**What to do**
Below are records; reply with nothing but the number of lines in them that contain "JSON".

**Excerpts from an interface dataset**
=====
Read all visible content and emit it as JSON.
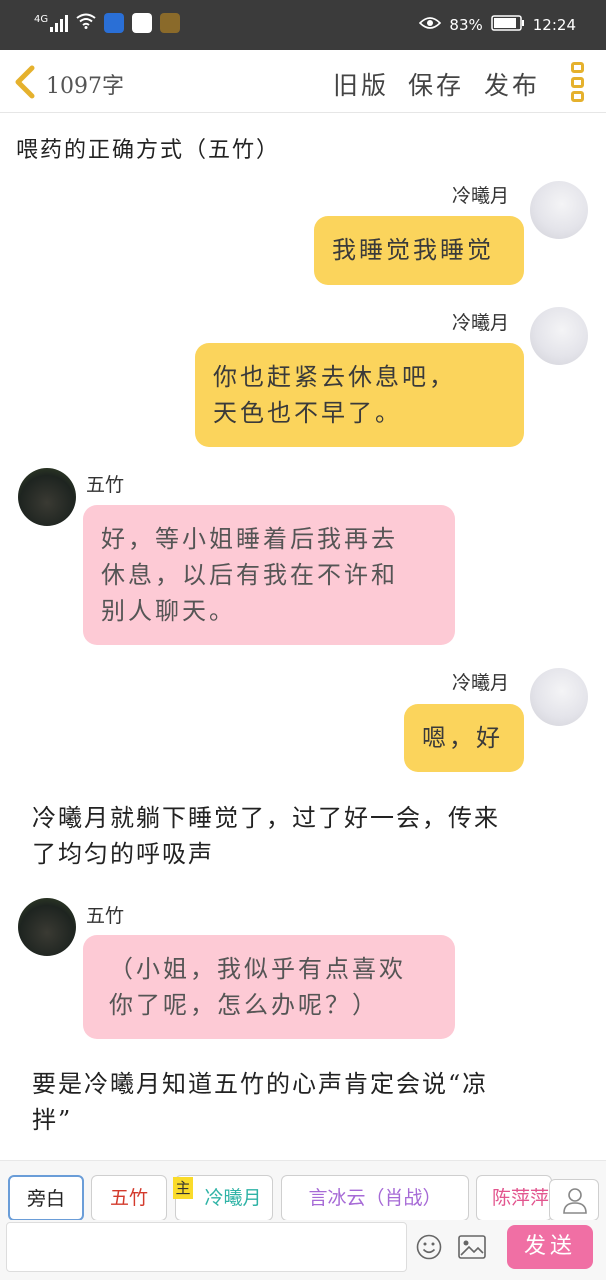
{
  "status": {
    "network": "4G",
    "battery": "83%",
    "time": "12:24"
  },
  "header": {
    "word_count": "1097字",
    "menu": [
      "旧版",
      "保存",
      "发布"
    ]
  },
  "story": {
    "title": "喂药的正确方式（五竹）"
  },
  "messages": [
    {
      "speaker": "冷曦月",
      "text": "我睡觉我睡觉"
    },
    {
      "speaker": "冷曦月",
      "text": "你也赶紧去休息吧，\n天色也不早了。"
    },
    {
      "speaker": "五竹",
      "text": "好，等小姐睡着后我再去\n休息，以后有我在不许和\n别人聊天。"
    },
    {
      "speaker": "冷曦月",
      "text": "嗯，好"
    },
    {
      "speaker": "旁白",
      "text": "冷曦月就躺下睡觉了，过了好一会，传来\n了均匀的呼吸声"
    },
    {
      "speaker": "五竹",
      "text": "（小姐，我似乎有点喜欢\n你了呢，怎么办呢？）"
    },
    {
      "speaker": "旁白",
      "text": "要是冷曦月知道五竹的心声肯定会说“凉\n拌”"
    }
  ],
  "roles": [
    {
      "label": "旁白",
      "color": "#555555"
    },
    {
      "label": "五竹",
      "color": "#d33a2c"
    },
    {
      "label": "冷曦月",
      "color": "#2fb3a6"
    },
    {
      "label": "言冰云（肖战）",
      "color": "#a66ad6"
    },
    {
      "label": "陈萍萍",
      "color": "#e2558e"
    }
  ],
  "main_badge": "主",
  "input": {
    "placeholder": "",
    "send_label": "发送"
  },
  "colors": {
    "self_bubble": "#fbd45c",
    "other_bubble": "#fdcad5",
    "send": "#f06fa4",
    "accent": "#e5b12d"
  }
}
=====
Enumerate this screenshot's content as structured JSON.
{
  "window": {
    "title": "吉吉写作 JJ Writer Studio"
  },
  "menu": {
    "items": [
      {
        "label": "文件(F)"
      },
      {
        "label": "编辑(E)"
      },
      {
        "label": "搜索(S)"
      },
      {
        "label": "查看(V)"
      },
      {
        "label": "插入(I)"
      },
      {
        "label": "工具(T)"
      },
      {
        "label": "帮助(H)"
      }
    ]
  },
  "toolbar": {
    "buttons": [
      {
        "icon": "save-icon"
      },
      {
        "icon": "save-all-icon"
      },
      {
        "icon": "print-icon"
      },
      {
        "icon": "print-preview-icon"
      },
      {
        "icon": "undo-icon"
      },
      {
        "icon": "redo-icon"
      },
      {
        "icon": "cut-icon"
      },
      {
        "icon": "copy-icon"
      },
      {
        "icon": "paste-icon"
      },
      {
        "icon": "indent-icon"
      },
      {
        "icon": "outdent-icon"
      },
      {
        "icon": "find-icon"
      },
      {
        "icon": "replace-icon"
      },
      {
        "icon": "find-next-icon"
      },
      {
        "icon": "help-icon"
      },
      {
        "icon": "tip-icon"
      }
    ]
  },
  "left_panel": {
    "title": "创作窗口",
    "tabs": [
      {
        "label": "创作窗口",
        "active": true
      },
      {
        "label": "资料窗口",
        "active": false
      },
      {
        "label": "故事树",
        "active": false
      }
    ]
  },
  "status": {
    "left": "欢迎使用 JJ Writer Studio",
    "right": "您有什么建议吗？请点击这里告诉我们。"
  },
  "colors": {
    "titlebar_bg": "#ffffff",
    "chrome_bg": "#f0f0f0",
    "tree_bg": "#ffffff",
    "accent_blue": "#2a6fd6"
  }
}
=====
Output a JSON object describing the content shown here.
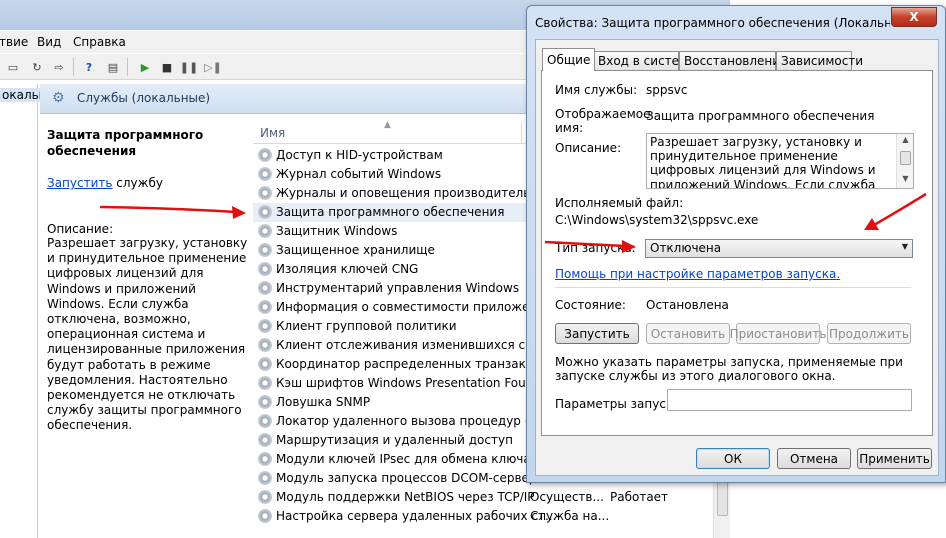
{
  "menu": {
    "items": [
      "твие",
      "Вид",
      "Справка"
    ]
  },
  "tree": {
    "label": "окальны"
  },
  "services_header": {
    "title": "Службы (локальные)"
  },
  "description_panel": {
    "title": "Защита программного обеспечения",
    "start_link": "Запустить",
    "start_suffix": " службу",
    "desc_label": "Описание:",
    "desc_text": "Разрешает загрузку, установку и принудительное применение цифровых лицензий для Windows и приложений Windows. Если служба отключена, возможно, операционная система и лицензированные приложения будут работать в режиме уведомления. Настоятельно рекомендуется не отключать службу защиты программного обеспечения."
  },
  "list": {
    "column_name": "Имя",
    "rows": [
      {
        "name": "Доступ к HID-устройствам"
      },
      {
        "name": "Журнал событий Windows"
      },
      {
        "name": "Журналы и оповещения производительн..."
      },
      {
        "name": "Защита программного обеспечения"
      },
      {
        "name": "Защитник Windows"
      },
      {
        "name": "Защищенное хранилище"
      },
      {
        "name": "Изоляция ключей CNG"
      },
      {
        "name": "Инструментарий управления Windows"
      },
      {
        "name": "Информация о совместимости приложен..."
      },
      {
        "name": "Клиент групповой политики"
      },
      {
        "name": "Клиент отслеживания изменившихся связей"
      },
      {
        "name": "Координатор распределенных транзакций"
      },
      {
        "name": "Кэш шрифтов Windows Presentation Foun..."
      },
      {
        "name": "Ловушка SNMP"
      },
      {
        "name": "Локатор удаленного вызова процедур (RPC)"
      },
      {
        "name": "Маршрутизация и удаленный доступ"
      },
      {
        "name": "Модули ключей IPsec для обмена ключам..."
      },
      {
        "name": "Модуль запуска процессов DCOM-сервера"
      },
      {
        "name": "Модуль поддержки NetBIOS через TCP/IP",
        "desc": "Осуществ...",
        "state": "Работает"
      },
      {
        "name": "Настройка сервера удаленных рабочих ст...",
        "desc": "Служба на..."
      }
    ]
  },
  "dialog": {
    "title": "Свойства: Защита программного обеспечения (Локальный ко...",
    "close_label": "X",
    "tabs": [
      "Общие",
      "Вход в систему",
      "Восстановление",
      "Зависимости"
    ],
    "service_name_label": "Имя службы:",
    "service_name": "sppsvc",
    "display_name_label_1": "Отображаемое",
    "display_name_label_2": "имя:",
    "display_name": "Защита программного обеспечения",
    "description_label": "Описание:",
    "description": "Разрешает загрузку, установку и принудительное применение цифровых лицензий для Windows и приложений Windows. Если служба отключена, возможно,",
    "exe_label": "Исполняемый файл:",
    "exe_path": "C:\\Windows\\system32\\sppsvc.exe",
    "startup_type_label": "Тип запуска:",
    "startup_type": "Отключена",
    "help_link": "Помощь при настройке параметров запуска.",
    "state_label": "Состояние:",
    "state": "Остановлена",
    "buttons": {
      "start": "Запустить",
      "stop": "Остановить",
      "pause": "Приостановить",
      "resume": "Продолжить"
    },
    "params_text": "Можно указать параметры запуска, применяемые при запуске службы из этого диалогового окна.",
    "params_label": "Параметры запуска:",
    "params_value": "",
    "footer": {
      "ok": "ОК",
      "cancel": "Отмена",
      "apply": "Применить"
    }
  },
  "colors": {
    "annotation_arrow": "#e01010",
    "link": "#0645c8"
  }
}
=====
**Your solution**
3